ASSIGNED TASK →
Copy out the listing below exactly, please, and skip any pictures.

DATA EXCERPTS →
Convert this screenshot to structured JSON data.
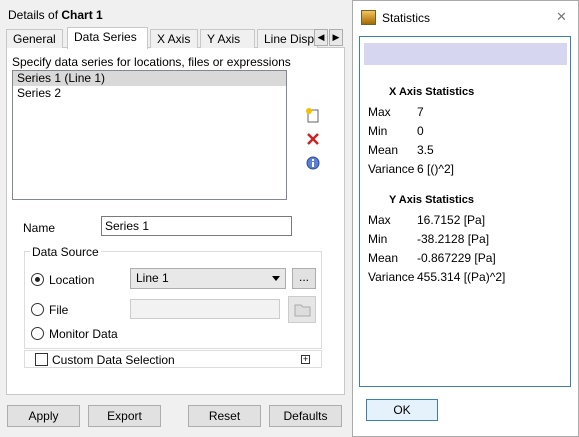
{
  "left_panel": {
    "details_prefix": "Details of ",
    "chart_name": "Chart 1",
    "tabs": [
      {
        "label": "General"
      },
      {
        "label": "Data Series"
      },
      {
        "label": "X Axis"
      },
      {
        "label": "Y Axis"
      },
      {
        "label": "Line Displa"
      }
    ],
    "specify_label": "Specify data series for locations, files or expressions",
    "series": [
      {
        "label": "Series 1 (Line 1)",
        "selected": true
      },
      {
        "label": "Series 2",
        "selected": false
      }
    ],
    "side_icons": [
      "add-series-icon",
      "delete-series-icon",
      "info-icon"
    ],
    "name_label": "Name",
    "name_value": "Series 1",
    "data_source": {
      "title": "Data Source",
      "location_label": "Location",
      "location_value": "Line 1",
      "location_selected": true,
      "dots_label": "...",
      "file_label": "File",
      "monitor_label": "Monitor Data"
    },
    "custom_selection_label": "Custom Data Selection",
    "buttons": {
      "apply": "Apply",
      "export": "Export",
      "reset": "Reset",
      "defaults": "Defaults"
    }
  },
  "statistics": {
    "title": "Statistics",
    "close": "✕",
    "x_axis": {
      "title": "X Axis Statistics",
      "rows": [
        {
          "k": "Max",
          "v": "7"
        },
        {
          "k": "Min",
          "v": "0"
        },
        {
          "k": "Mean",
          "v": "3.5"
        },
        {
          "k": "Variance",
          "v": "6 [()^2]"
        }
      ]
    },
    "y_axis": {
      "title": "Y Axis Statistics",
      "rows": [
        {
          "k": "Max",
          "v": "16.7152 [Pa]"
        },
        {
          "k": "Min",
          "v": "-38.2128 [Pa]"
        },
        {
          "k": "Mean",
          "v": "-0.867229 [Pa]"
        },
        {
          "k": "Variance",
          "v": "455.314 [(Pa)^2]"
        }
      ]
    },
    "ok_label": "OK"
  },
  "colors": {
    "accent_border": "#3c7fb1",
    "header_bar": "#d6d6f0",
    "delete_icon": "#cc2222"
  }
}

EXPECTED ANSWER →
Convert this screenshot to structured JSON data.
{
  "left_panel": {
    "details_prefix": "Details of ",
    "chart_name": "Chart 1",
    "tabs": [
      {
        "label": "General"
      },
      {
        "label": "Data Series"
      },
      {
        "label": "X Axis"
      },
      {
        "label": "Y Axis"
      },
      {
        "label": "Line Displa"
      }
    ],
    "specify_label": "Specify data series for locations, files or expressions",
    "series": [
      {
        "label": "Series 1 (Line 1)",
        "selected": true
      },
      {
        "label": "Series 2",
        "selected": false
      }
    ],
    "side_icons": [
      "add-series-icon",
      "delete-series-icon",
      "info-icon"
    ],
    "name_label": "Name",
    "name_value": "Series 1",
    "data_source": {
      "title": "Data Source",
      "location_label": "Location",
      "location_value": "Line 1",
      "location_selected": true,
      "dots_label": "...",
      "file_label": "File",
      "monitor_label": "Monitor Data"
    },
    "custom_selection_label": "Custom Data Selection",
    "buttons": {
      "apply": "Apply",
      "export": "Export",
      "reset": "Reset",
      "defaults": "Defaults"
    }
  },
  "statistics": {
    "title": "Statistics",
    "close": "✕",
    "x_axis": {
      "title": "X Axis Statistics",
      "rows": [
        {
          "k": "Max",
          "v": "7"
        },
        {
          "k": "Min",
          "v": "0"
        },
        {
          "k": "Mean",
          "v": "3.5"
        },
        {
          "k": "Variance",
          "v": "6 [()^2]"
        }
      ]
    },
    "y_axis": {
      "title": "Y Axis Statistics",
      "rows": [
        {
          "k": "Max",
          "v": "16.7152 [Pa]"
        },
        {
          "k": "Min",
          "v": "-38.2128 [Pa]"
        },
        {
          "k": "Mean",
          "v": "-0.867229 [Pa]"
        },
        {
          "k": "Variance",
          "v": "455.314 [(Pa)^2]"
        }
      ]
    },
    "ok_label": "OK"
  },
  "colors": {
    "accent_border": "#3c7fb1",
    "header_bar": "#d6d6f0",
    "delete_icon": "#cc2222"
  }
}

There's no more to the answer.